“We definitely saw a slow start to our season this year. It was a cool, wet spring, and it stayed cool and wet much later than we usually expect. Then we had a couple of rain incidents into the early summer that we normally don’t get. All those things did kind of slow the season down to start,” said Carolyn O’Donnell, communications director of the California Strawberry Commission in Watsonville, CA. “We are definitely seeing things catch up, and although [the weather] delayed the season, it seems like everything is just kind of shifted forward by about a month.”

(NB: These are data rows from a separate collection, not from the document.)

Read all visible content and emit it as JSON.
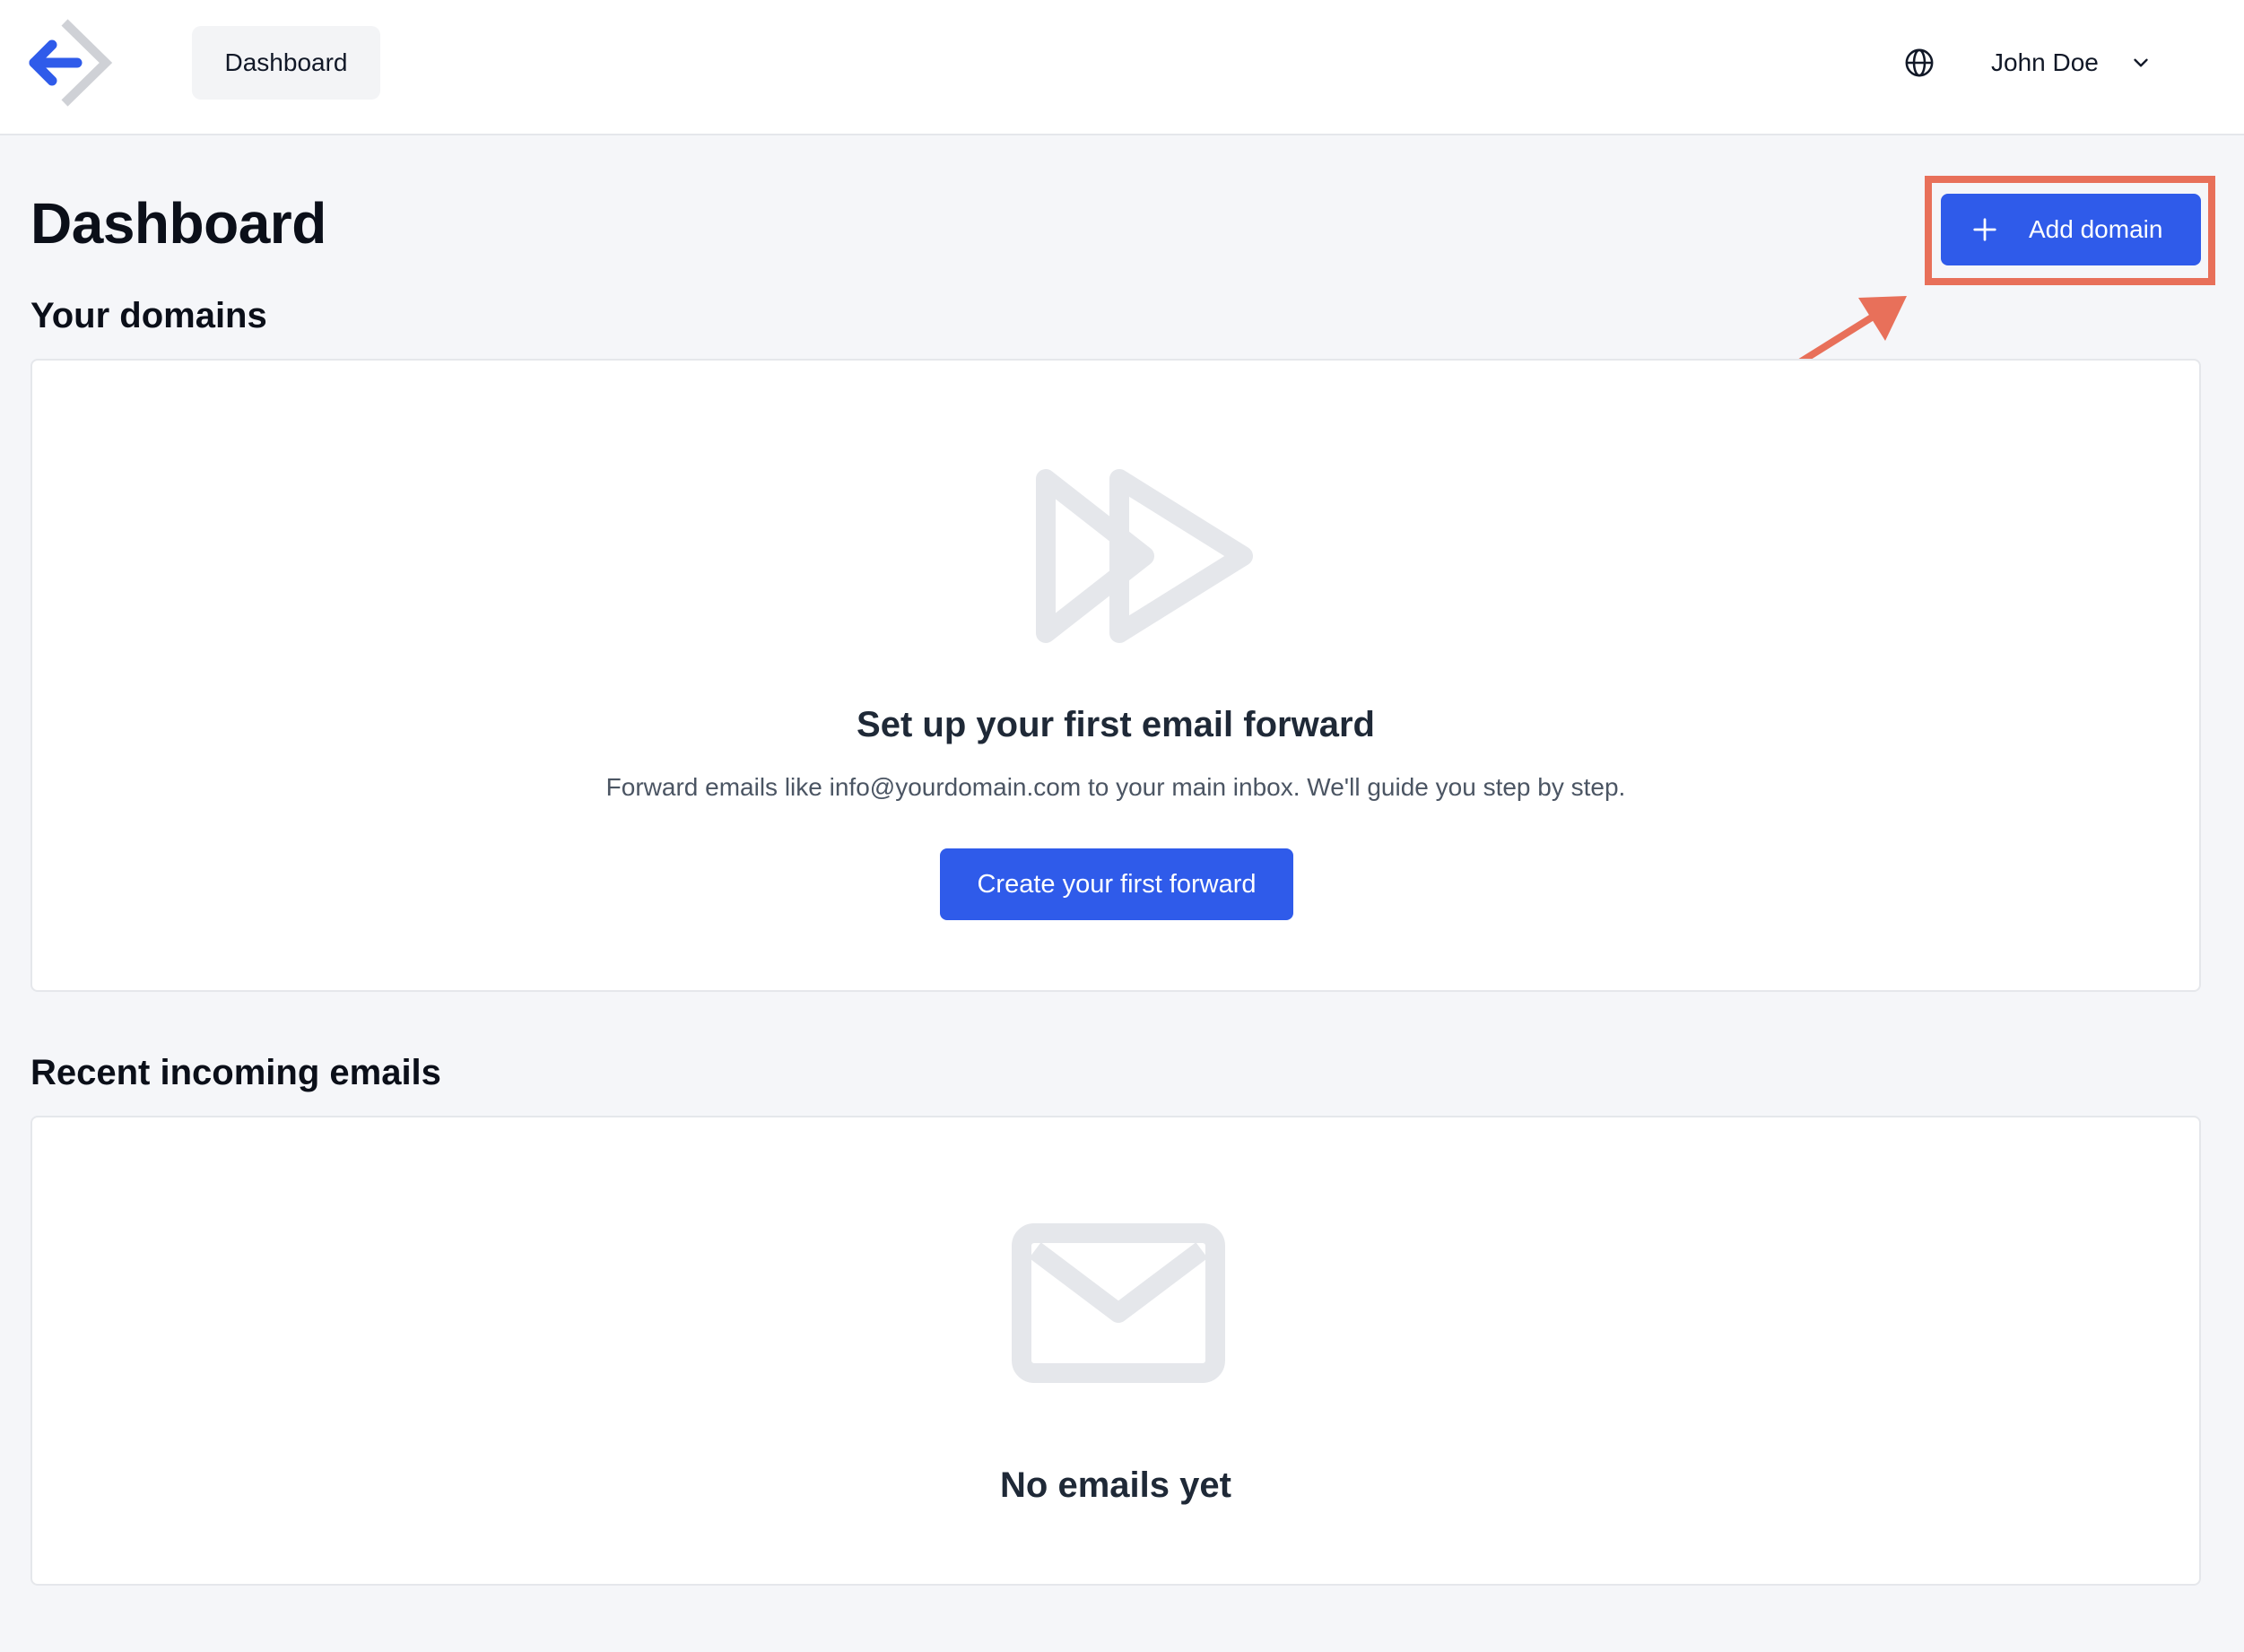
{
  "header": {
    "nav_tab_label": "Dashboard",
    "user_name": "John Doe",
    "icons": {
      "logo": "forward-arrow-logo",
      "globe": "globe-icon",
      "chevron": "chevron-down-icon"
    }
  },
  "page": {
    "title": "Dashboard",
    "add_domain_label": "Add domain"
  },
  "domains": {
    "section_title": "Your domains",
    "empty_title": "Set up your first email forward",
    "empty_description": "Forward emails like info@yourdomain.com to your main inbox. We'll guide you step by step.",
    "cta_label": "Create your first forward"
  },
  "emails": {
    "section_title": "Recent incoming emails",
    "empty_title": "No emails yet"
  },
  "colors": {
    "primary": "#2f5bea",
    "annotation": "#e8705a",
    "background": "#f5f6f9",
    "empty_icon": "#e5e7eb"
  }
}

Ms. O’Donnell was quick to note that production has ramped up. “Two months ago, we were more than 8 million trays behind, now we’re 3.9 million [trays behind]. We’re back up in the ballpark. We’re definitely closing that gap, even though our acreage was just flat. Last year was a record-breaking year for production. We don’t know if we’ll exceed that, but we’re definitely catching up with it. The fall looks like it’s shaping up to be a nice, consistent season. The weather has stabilized now and growers are happy. We expect the volume to stay pretty much on target with some great quality. We expect there’ll be some very nice berries into the fall.”

“The weather has been kind of weird for the whole summer, everybody will attest to that,” added Craig Casca of Red Blossom Farms Inc., in Salina, CA. “On the positive side, it’s slowed things down, which is good for the plants. On the bad side, it’s made berry size smaller than we’d like. But in the long run we’re going to have better berries for a longer period of time.”

Not only did weather hamper early-season production, it also impeded shipping. Rain, followed by cool temperatures and cloud cover, left fruit too damp to ship far beyond the state’s borders.

“We’re a little bit behind, but everyone’s thinking we’re going to make it up in the end,” added Cindy Jewell of California Giant Berry Farms. “We got a little bit of a late start, and that rain at the end of June knocked volume out. But the plants are still going to produce what they’re going to produce, and they’re healthy and strong. There’s definitely a lot of bloom on the plants right now, so that’s a good sign. I think we’re finally into that summer pattern. Volume will be steady.”

With volume coming on, Ms. O’Donnell said that the Strawberry Commission is ready to help retailers move strawberries with a variety of support materials, including point-of-purchase displays, handling guidelines and checklists, and a variety of brochures and posters. A new consumer website ( has been launched with recipes, videos and nutritional information. The commission also has a Facebook page, a Twitter feed and apps for iPhone and Android smartphones.

Social media has paid off handsomely for the Commission. “We ventured into it and said, ‘Let’s just try it.’ We saw it was successful and said, ‘What else can we do to make it a little more successful?’ We increased incrementally. We didn’t do it overnight, we took on a little at a time — tried something here, a contest there. We’re willing to try things,” Ms. O’Donnell said. “People are looking for engagement and conversation, not always just for information. And what social media allows us to do is engage with consumers: ‘Here’s what our growers are about; here’s who grows your food. One of the things they care about most is you and that you have a good experience.’ And they really do."